This time, though, he is going to do something different. This whole incident has been different so far. There has never been a Home won over by using deceit, a totally alien concept amongst the socials.
By 2 million years (the 20020th Century)The seeker is now a tiny, wizened object (a degenerate fragment of its ancestor). It has no need of legs, since it is carried everywhere, and so it has none. It has no need of arms, since everything is done for it, and so its arms and hands are almost atrophied. It needs neither eyes nor ears, since the only sense it uses is deep down within its head, and has no external organ; so its eyes and ears are sunken and shriveled. It is merely a head with a nose and mouth, and a little body.
It nestles within the huge hands of the bearer, a sterile adult female hiver that has been turned away from life as a nurse and potential queen deep within the hive and kept at the surface as part of the foraging bands. The female hivers of colonies that grow up become nurses, with the possibility of becoming queens someday; or else they become bearers, entrusted with the task of satisfying every need of the all-important seekers.
This day is much like any other. The party of gatherers, guided by the seeker and guarded by the warriors, sets out from the hive in the predawn, the coolest time of the day and the best for travel. Behind them, a silhouette against the lightening sky, lies the bulk of the hive; its flat roofs jut out like natural rock formations to produce the shade in the heat of the day, the vertical walls beneath the overhangs form banks of variously-sized openings for access and ventilation, and its many chimneys and breathing funnels point up like fingers and arches against the sky.
The party, 100 strong, takes its usual route along the undulating foothills, skirting the dreadful slimelands on the right, and the barren rocky uplands on the left. Beyond, the slope widens out into a valley in which water flows for much of the year, and where plants can grow and there are usually tubers or thick roots to be had.

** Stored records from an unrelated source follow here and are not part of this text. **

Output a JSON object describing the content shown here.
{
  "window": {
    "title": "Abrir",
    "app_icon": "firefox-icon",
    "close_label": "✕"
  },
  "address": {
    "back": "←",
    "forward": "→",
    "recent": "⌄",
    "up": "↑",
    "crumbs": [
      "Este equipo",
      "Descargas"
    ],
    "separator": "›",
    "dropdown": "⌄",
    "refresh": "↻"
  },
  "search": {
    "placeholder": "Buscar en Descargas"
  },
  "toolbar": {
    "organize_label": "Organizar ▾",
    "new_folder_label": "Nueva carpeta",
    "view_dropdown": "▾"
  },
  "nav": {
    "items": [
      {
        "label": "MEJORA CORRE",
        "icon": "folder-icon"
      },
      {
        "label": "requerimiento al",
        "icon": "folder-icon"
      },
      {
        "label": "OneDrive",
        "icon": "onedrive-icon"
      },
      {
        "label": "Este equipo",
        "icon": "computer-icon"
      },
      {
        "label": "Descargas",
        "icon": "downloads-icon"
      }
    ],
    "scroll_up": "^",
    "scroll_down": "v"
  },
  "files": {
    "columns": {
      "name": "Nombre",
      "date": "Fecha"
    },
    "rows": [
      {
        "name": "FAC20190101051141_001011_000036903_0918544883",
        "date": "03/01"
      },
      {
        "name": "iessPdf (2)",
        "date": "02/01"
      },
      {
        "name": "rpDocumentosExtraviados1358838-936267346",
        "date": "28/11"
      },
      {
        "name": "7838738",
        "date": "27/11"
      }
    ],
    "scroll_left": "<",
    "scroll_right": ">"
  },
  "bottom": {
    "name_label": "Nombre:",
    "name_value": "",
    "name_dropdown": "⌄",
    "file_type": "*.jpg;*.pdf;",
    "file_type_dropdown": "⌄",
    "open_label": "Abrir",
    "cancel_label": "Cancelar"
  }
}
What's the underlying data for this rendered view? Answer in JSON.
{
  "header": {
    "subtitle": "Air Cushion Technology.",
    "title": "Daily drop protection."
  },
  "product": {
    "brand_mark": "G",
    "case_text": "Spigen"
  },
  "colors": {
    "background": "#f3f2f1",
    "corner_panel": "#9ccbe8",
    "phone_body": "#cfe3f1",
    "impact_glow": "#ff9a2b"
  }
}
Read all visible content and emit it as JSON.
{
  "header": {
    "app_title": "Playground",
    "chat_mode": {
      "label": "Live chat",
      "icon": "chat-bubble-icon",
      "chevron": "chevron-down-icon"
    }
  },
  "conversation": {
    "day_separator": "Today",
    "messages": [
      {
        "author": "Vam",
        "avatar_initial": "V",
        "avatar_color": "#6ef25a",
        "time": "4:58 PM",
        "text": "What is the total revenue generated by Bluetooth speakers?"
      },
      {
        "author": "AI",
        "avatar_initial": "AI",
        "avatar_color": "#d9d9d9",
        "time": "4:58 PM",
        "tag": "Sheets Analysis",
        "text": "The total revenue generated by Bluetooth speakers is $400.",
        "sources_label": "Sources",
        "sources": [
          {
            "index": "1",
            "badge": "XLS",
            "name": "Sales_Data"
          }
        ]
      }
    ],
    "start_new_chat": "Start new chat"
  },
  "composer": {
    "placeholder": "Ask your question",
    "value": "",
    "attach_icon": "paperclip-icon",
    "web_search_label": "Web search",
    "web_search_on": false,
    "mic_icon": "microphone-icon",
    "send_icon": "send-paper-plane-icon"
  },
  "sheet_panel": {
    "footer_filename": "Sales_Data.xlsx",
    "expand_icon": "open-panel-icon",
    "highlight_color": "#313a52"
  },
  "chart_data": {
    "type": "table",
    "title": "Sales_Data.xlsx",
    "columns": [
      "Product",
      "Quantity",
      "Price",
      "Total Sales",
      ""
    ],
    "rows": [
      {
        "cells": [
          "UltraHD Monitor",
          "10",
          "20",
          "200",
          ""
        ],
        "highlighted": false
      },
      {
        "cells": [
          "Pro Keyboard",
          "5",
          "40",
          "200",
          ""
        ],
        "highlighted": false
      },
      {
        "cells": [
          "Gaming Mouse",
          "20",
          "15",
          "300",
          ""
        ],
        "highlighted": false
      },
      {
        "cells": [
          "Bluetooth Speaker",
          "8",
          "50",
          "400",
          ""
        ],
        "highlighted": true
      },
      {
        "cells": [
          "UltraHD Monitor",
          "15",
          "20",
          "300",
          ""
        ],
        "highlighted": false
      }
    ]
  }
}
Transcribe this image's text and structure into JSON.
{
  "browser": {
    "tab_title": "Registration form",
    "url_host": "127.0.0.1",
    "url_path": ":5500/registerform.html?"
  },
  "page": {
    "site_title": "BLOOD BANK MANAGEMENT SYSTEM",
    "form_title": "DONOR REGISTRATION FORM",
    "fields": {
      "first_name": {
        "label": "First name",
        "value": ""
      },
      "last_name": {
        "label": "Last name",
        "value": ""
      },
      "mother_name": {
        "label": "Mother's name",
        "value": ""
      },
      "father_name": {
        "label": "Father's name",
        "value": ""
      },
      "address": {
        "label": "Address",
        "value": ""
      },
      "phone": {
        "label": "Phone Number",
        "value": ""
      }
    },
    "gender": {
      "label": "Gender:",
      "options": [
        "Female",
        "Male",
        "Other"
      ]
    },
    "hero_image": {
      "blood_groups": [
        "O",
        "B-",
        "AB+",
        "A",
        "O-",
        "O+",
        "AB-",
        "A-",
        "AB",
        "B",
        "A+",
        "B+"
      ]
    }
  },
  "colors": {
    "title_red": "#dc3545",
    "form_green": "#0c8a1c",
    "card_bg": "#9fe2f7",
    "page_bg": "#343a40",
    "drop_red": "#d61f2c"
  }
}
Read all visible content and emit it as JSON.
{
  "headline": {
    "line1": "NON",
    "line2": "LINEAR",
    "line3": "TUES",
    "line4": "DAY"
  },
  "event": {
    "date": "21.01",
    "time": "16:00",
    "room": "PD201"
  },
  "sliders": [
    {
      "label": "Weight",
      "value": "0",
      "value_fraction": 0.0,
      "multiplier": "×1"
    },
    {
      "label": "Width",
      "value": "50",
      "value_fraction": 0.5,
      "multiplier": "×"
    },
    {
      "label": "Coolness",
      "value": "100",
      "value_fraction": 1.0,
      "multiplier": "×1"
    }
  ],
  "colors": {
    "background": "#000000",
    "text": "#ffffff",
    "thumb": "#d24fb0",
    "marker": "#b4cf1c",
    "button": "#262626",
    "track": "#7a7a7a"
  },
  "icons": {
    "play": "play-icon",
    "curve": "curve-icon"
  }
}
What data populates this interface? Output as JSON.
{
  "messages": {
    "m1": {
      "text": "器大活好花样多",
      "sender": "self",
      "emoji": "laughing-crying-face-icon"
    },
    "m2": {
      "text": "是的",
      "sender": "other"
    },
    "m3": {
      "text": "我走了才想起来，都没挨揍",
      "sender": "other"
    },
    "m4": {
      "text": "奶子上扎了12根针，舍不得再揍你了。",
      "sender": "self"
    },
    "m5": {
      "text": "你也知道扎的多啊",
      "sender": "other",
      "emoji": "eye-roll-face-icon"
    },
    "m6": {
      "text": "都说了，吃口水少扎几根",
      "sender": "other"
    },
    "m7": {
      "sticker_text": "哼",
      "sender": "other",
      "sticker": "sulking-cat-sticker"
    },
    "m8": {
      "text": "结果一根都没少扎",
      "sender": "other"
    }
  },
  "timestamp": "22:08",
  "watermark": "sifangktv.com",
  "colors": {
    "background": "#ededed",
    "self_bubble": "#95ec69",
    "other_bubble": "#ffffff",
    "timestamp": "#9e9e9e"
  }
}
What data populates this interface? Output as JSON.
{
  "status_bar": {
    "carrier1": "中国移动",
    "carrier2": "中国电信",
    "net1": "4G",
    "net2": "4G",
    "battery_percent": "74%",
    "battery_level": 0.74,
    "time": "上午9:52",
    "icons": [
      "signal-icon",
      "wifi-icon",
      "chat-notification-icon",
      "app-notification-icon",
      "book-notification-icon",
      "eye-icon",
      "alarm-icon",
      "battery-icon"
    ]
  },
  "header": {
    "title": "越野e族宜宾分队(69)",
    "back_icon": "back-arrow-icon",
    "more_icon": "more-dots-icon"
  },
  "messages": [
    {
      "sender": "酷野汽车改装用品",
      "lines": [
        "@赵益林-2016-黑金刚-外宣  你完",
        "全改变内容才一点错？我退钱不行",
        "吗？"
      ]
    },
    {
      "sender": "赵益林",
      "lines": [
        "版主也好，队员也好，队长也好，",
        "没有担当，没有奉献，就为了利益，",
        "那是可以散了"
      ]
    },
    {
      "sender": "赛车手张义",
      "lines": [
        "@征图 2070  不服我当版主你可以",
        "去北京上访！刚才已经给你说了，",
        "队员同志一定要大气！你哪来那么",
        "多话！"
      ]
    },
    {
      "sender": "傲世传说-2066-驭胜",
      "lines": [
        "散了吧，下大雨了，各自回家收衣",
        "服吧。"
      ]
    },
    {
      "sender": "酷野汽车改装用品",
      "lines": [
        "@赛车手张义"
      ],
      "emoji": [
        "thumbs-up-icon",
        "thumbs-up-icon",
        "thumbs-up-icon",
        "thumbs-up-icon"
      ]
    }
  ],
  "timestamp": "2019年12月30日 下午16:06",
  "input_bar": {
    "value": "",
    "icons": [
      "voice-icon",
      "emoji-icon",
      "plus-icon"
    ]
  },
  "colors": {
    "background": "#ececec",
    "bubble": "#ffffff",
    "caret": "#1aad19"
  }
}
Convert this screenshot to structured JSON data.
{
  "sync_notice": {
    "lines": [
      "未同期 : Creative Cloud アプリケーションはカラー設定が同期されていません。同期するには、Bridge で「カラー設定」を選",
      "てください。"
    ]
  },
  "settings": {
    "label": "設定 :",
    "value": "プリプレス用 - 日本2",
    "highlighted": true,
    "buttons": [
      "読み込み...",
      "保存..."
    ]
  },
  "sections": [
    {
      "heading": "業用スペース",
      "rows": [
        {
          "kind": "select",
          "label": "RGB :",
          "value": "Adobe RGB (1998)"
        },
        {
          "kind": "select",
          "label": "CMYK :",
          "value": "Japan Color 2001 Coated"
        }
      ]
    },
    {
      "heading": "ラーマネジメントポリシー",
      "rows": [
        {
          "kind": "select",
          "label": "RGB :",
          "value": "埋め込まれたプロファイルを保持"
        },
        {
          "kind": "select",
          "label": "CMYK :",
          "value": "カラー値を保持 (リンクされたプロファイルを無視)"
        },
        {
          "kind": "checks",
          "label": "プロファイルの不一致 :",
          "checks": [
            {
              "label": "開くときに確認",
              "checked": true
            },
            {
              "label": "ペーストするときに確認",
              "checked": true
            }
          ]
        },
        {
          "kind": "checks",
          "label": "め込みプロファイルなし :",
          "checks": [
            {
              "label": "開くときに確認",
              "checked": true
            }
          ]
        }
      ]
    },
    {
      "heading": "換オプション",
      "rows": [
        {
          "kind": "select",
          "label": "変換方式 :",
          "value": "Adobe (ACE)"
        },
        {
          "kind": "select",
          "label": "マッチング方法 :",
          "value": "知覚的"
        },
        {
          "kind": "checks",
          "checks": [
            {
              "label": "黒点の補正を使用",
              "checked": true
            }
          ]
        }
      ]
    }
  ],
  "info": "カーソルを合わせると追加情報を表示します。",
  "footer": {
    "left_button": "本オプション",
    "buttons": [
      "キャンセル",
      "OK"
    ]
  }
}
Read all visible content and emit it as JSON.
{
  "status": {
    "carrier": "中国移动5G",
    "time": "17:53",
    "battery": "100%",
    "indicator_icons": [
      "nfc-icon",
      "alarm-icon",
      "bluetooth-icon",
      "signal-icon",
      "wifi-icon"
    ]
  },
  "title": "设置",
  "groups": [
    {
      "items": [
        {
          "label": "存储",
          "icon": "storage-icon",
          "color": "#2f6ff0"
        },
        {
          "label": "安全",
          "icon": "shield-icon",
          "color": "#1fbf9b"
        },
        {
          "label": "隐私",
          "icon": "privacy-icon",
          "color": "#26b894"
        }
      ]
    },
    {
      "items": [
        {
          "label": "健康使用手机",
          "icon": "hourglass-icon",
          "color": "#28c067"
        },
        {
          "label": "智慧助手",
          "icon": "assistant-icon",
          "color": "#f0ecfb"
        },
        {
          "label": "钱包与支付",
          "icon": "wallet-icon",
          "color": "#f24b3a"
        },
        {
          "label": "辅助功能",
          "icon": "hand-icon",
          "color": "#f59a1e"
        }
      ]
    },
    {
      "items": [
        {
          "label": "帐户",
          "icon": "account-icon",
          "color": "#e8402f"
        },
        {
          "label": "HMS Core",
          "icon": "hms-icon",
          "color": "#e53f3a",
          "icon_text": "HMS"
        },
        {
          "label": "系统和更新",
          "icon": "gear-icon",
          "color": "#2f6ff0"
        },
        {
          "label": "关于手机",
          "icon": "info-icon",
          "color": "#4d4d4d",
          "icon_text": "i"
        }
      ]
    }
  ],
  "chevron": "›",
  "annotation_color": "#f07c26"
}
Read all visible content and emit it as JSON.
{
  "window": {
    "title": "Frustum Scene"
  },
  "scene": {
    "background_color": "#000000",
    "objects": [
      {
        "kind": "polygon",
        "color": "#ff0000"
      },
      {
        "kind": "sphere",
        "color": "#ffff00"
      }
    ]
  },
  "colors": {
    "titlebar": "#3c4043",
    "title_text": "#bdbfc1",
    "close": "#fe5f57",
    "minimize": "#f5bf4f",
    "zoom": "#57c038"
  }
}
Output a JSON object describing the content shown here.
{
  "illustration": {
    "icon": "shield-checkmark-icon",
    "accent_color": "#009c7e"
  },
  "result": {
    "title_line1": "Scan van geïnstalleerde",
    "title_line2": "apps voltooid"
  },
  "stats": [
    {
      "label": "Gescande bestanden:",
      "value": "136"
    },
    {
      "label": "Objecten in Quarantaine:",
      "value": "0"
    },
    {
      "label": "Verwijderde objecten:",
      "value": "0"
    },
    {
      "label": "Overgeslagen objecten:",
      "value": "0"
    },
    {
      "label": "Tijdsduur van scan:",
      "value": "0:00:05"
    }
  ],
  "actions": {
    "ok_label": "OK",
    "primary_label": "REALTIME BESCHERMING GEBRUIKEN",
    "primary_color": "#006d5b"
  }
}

Before their narrow path widens the leader of the party grunts an order to halt. The seeker is agitated, but is not telling them that there is food close by: it is telling them that others approach.
With another grunt the leader calls the warriors together in a protective wall; but they need not have worried. Those who approach pose no threat.
It is full day now, and the party can see five or six shambling creatures moving down the rocky slope towards the slimelands. The bodies are bulky (very bulky for the size of their legs) with thick hummocks and rolls of fat seeming to engulf them. Dull faces look out from the folds of pale flesh. In the dim light, however, the parasites are just visible: tiny and spiderlike, four or five of them are embedded in the deep fat of each figure, their faces buried and unseen, feeding continually from the creature's surplus.
No threat to the hive, and so of no interest to the party; but the leader does recollect that more and more of them are seen nowadays wandering over their domain. They seem to be spreading from the forest areas that are their home. Dimly the leader wonders what they find to eat here, and how they protect themselves from the harsh Sun. He does not wonder for long, however. With a backhanded gesture, he brushes the first of the day's sand out of his moustache and signals for the party to move onwards. Soon he has the party on the move once more and the strangers have been completely forgotten.
Had the party stayed to watch, they would have observed the lumbering creatures scramble down into the flats of the slimelands and wade out amongst the disgusting blue-green sogginess.
By 5 million years (the 50020th Century)
They are wiped out by the travelers of the stars.